I never thought I’d follow it as a profession, so I studied fine art - following in the footsteps of my grandmother, who lived to 100, making her the oldest National College of Art and Design graduate.
I discovered a sound studio on my college campus in Dún Laoghaire and, once I struck up a friendship with a sound engineer, that was it - I spent most of my time singing and recording. It was the late 90s, I was living in Rathmines in Dublin and spent those college years playing at many an after-concert session in a house up the road…
I’m an extremely type A Personality — I was really into this ‘having it all’ thing. That would have been me — until I learnt to go easier.
It was only after I did a masters in music at UL that I got focused on making a career out of music. I went straight from college into the band Danú, and spent the next 13 years touring extensively.
Much as I loved performing, I used to get literally physically sick with nerves. I puked my guts up for years. I’d say it took me 20 years to deal with it. My mother was an actress and told me about the Alexander Technique, which helped her, and which helped me too. Having my kids, and being told that stage fright is a selfish condition — as you are constantly just thinking about yourself and ‘what must other people be thinking about me’ — also had a massive impact. I did have a bit of a breakdown — from juggling too many balls in the air at the same time — at one point, but I actually see it as more of a breakthrough. I used to hold myself with such tension, but learnt to change my perspective.
My biggest challenge was facing life after that. Of trying to remain in the music business without being able to tour so much. I had very little confidence. I didn’t feel young anymore. I felt tired and finished.
I definitely believe in fate. So many things have just ‘happened’ to me — but I do think you need to be open to them.
Through a series of chance meetings and some amazing friends, I was able to make my own music and got the opportunity to present TV programmes. I just went with it.
I met my husband (Bill) at a music session. He plays a bit but works as an archaeologist and a folklorist. Our children are now five and seven.
The best advice I ever received is to leave your ego at the door. It is only going to get in the way.
My idea of misery is doing taxes and accounts.
If I could be reborn as someone else for a day I would be Maria Callas — she had the most amazing voice,
Music calms me because it occupies a certain part of my brain and allows me to channel my creative energy into something positive. I play a lot locally in Dún Chaoin, for pleasure, you never ever regret it when you finish playing. Just like going for a swim…
My biggest fault is that I’m too sensitive. I don’t have a thick skin.
I could live in the studio. I’m feeling the itch to make another album.
Ambition doesn’t interest me. Success is an interesting word — I am a worker and believe it is 99% perspiration. A bit of humility will take you very far in the music industry. It’s one thing to be talented, but you also have to be easy to work with.
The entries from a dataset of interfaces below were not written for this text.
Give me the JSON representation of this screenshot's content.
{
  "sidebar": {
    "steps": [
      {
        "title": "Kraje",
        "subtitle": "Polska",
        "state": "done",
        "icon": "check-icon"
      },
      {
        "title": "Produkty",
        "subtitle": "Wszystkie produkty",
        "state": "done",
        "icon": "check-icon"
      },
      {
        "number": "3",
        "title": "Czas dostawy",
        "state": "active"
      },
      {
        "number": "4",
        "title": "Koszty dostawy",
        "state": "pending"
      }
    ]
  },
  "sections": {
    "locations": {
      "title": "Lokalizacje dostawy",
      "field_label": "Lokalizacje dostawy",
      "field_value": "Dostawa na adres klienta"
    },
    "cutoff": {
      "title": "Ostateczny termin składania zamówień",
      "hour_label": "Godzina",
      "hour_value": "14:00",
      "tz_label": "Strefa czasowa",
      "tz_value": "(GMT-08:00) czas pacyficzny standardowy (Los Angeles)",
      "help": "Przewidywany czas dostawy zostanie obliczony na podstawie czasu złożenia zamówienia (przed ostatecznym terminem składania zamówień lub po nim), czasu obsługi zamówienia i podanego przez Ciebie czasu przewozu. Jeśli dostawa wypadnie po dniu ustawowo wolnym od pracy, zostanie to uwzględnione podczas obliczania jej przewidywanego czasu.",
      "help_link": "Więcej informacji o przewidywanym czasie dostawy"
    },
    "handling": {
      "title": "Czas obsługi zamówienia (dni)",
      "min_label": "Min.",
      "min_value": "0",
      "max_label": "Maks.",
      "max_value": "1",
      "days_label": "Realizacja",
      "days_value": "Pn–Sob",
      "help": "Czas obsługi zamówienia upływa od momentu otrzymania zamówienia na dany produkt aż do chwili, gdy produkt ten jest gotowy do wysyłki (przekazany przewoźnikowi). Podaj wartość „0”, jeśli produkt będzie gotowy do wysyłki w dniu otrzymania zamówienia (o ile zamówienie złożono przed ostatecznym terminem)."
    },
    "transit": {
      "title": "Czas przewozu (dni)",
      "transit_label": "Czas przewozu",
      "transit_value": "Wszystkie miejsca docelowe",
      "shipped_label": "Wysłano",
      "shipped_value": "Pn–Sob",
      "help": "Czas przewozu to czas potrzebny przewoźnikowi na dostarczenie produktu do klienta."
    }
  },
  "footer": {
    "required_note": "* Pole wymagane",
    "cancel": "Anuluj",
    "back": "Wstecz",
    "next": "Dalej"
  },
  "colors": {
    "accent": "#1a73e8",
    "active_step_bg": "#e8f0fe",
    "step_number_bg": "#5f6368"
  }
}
I believe modern life is full of too much crap — unnecessary things we really shouldn’t have to deal with. I think people looked after each other better in years gone by.
I don’t believe in an afterlife. I’m agnostic, if not an atheist. I believe in nature and in people.
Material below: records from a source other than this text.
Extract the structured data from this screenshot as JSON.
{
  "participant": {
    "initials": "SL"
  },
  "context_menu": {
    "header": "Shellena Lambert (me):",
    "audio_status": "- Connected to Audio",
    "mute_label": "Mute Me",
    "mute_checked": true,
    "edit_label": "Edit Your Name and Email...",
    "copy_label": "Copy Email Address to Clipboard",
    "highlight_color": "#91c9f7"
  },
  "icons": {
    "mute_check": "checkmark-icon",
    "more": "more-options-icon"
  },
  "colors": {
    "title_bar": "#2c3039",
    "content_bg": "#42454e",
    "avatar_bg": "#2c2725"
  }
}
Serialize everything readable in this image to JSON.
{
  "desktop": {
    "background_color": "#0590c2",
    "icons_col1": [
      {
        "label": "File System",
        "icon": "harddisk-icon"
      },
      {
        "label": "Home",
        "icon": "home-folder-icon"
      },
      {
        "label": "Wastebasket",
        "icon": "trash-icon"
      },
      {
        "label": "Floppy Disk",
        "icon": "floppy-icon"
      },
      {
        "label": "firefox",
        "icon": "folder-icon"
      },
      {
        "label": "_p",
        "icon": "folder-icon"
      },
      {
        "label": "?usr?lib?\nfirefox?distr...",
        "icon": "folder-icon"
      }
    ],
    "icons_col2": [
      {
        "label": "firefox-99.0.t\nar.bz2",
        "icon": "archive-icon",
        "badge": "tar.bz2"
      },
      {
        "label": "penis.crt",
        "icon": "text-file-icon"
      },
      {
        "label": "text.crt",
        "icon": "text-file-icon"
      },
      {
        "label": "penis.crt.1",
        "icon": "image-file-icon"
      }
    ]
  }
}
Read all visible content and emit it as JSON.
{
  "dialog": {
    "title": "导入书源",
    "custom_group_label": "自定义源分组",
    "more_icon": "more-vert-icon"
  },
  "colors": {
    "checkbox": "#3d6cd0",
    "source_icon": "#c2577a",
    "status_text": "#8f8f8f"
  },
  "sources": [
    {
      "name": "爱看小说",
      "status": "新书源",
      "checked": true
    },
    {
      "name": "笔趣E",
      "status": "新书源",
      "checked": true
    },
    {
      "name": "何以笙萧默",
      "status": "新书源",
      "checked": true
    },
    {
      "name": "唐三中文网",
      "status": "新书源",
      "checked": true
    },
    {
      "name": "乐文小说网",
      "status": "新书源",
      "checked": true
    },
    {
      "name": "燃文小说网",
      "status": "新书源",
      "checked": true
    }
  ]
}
The trait I most admire in others is loyalty. So far life has taught me that it gets better as you go on.
Muireann Nic Amhlaoibh is on a Music Network tour Jan 16 – 26 to Dublin, Drogheda, Letterkenny, Wexford and more – musicnetwork.ie/concerts